Records from a dataset ::
-----

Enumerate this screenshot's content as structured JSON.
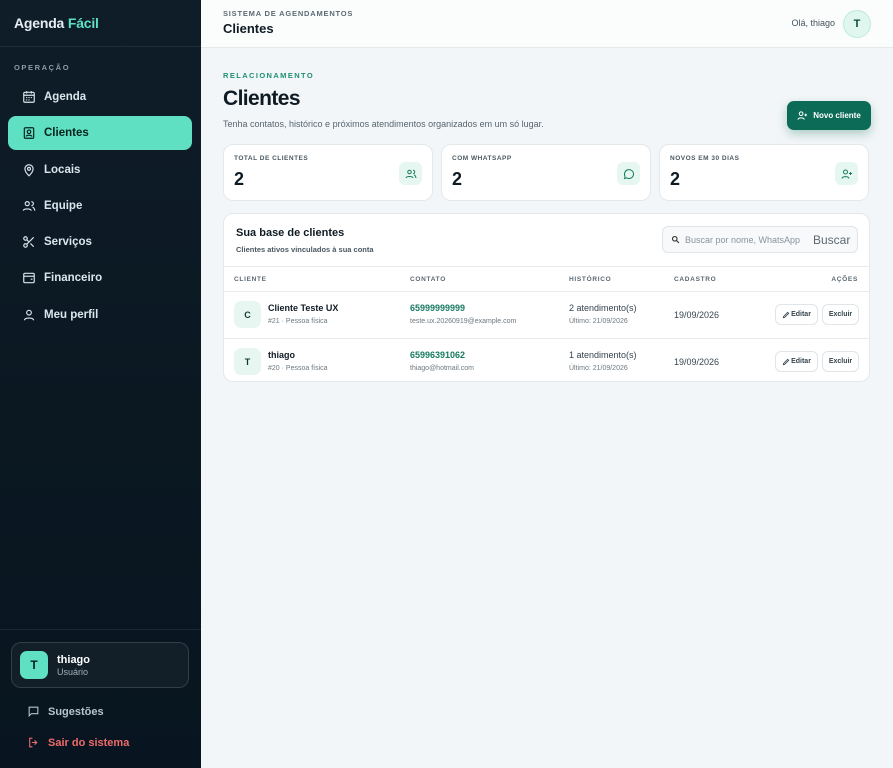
{
  "brand": {
    "name": "Agenda",
    "accent": "Fácil"
  },
  "sidebar": {
    "section_label": "OPERAÇÃO",
    "items": [
      {
        "label": "Agenda",
        "icon": "calendar-icon",
        "active": false
      },
      {
        "label": "Clientes",
        "icon": "contact-icon",
        "active": true
      },
      {
        "label": "Locais",
        "icon": "map-pin-icon",
        "active": false
      },
      {
        "label": "Equipe",
        "icon": "users-icon",
        "active": false
      },
      {
        "label": "Serviços",
        "icon": "scissors-icon",
        "active": false
      },
      {
        "label": "Financeiro",
        "icon": "wallet-icon",
        "active": false
      },
      {
        "label": "Meu perfil",
        "icon": "user-icon",
        "active": false
      }
    ],
    "user": {
      "initial": "T",
      "name": "thiago",
      "role": "Usuário"
    },
    "suggestions": "Sugestões",
    "logout": "Sair do sistema"
  },
  "topbar": {
    "kicker": "SISTEMA DE AGENDAMENTOS",
    "title": "Clientes",
    "greeting": "Olá, thiago",
    "avatar": "T"
  },
  "page": {
    "kicker": "RELACIONAMENTO",
    "title": "Clientes",
    "subtitle": "Tenha contatos, histórico e próximos atendimentos organizados em um só lugar.",
    "new_button": "Novo cliente"
  },
  "stats": [
    {
      "label": "TOTAL DE CLIENTES",
      "value": "2",
      "icon": "users-icon"
    },
    {
      "label": "COM WHATSAPP",
      "value": "2",
      "icon": "message-circle-icon"
    },
    {
      "label": "NOVOS EM 30 DIAS",
      "value": "2",
      "icon": "user-plus-icon"
    }
  ],
  "table": {
    "title": "Sua base de clientes",
    "subtitle": "Clientes ativos vinculados à sua conta",
    "search_placeholder": "Buscar por nome, WhatsApp",
    "search_button": "Buscar",
    "columns": [
      "CLIENTE",
      "CONTATO",
      "HISTÓRICO",
      "CADASTRO",
      "AÇÕES"
    ],
    "rows": [
      {
        "initial": "C",
        "name": "Cliente Teste UX",
        "meta": "#21 · Pessoa física",
        "phone": "65999999999",
        "email": "teste.ux.20260919@example.com",
        "history": "2 atendimento(s)",
        "last": "Último: 21/09/2026",
        "date": "19/09/2026",
        "edit": "Editar",
        "delete": "Excluir"
      },
      {
        "initial": "T",
        "name": "thiago",
        "meta": "#20 · Pessoa física",
        "phone": "65996391062",
        "email": "thiago@hotmail.com",
        "history": "1 atendimento(s)",
        "last": "Último: 21/09/2026",
        "date": "19/09/2026",
        "edit": "Editar",
        "delete": "Excluir"
      }
    ]
  },
  "colors": {
    "accent": "#5fe0c3",
    "primary": "#0c6b56",
    "sidebar": "#0b1822",
    "danger": "#f06a6a"
  }
}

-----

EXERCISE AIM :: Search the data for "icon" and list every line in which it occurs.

SOLUTION ::
        "icon": "calendar-icon",
        "icon": "contact-icon",
        "icon": "map-pin-icon",
        "icon": "users-icon",
        "icon": "scissors-icon",
        "icon": "wallet-icon",
        "icon": "user-icon",
      "icon": "users-icon"
      "icon": "message-circle-icon"
      "icon": "user-plus-icon"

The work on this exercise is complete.